EXERCISE PROMPT – The exercise calls for every entry that follows to be repeated exactly.

INPUT RECORDS –

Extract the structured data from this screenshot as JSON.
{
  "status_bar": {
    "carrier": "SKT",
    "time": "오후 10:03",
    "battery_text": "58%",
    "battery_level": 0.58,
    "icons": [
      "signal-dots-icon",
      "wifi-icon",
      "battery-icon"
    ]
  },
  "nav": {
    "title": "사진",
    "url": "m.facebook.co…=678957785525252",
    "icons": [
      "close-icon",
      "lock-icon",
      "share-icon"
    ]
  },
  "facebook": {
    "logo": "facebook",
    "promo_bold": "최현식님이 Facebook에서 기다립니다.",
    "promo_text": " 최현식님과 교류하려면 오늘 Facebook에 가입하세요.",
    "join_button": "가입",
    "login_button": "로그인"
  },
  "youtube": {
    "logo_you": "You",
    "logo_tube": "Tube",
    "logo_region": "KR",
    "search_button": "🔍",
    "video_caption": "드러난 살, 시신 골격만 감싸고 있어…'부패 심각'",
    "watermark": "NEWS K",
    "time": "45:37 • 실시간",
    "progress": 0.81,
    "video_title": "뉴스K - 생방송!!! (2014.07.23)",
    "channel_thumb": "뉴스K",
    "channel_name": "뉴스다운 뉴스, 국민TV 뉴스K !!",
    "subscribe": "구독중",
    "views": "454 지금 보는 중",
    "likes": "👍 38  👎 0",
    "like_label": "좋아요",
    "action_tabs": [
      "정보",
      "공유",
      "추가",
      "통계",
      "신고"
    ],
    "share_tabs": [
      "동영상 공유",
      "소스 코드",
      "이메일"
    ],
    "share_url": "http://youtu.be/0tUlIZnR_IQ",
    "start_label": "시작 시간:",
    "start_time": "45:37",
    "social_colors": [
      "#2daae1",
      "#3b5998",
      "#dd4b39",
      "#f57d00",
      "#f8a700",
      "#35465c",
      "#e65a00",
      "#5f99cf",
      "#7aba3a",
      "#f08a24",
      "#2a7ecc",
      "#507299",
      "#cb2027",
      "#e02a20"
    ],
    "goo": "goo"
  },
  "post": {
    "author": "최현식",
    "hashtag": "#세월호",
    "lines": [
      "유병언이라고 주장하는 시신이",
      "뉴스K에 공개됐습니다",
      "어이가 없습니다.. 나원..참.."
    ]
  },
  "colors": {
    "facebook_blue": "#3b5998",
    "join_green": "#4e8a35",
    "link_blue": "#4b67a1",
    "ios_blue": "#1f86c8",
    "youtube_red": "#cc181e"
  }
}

EXPECTED ANSWER –
Extract the structured data from this screenshot as JSON.
{
  "status_bar": {
    "carrier": "SKT",
    "time": "오후 10:03",
    "battery_text": "58%",
    "battery_level": 0.58,
    "icons": [
      "signal-dots-icon",
      "wifi-icon",
      "battery-icon"
    ]
  },
  "nav": {
    "title": "사진",
    "url": "m.facebook.co…=678957785525252",
    "icons": [
      "close-icon",
      "lock-icon",
      "share-icon"
    ]
  },
  "facebook": {
    "logo": "facebook",
    "promo_bold": "최현식님이 Facebook에서 기다립니다.",
    "promo_text": " 최현식님과 교류하려면 오늘 Facebook에 가입하세요.",
    "join_button": "가입",
    "login_button": "로그인"
  },
  "youtube": {
    "logo_you": "You",
    "logo_tube": "Tube",
    "logo_region": "KR",
    "search_button": "🔍",
    "video_caption": "드러난 살, 시신 골격만 감싸고 있어…'부패 심각'",
    "watermark": "NEWS K",
    "time": "45:37 • 실시간",
    "progress": 0.81,
    "video_title": "뉴스K - 생방송!!! (2014.07.23)",
    "channel_thumb": "뉴스K",
    "channel_name": "뉴스다운 뉴스, 국민TV 뉴스K !!",
    "subscribe": "구독중",
    "views": "454 지금 보는 중",
    "likes": "👍 38  👎 0",
    "like_label": "좋아요",
    "action_tabs": [
      "정보",
      "공유",
      "추가",
      "통계",
      "신고"
    ],
    "share_tabs": [
      "동영상 공유",
      "소스 코드",
      "이메일"
    ],
    "share_url": "http://youtu.be/0tUlIZnR_IQ",
    "start_label": "시작 시간:",
    "start_time": "45:37",
    "social_colors": [
      "#2daae1",
      "#3b5998",
      "#dd4b39",
      "#f57d00",
      "#f8a700",
      "#35465c",
      "#e65a00",
      "#5f99cf",
      "#7aba3a",
      "#f08a24",
      "#2a7ecc",
      "#507299",
      "#cb2027",
      "#e02a20"
    ],
    "goo": "goo"
  },
  "post": {
    "author": "최현식",
    "hashtag": "#세월호",
    "lines": [
      "유병언이라고 주장하는 시신이",
      "뉴스K에 공개됐습니다",
      "어이가 없습니다.. 나원..참.."
    ]
  },
  "colors": {
    "facebook_blue": "#3b5998",
    "join_green": "#4e8a35",
    "link_blue": "#4b67a1",
    "ios_blue": "#1f86c8",
    "youtube_red": "#cc181e"
  }
}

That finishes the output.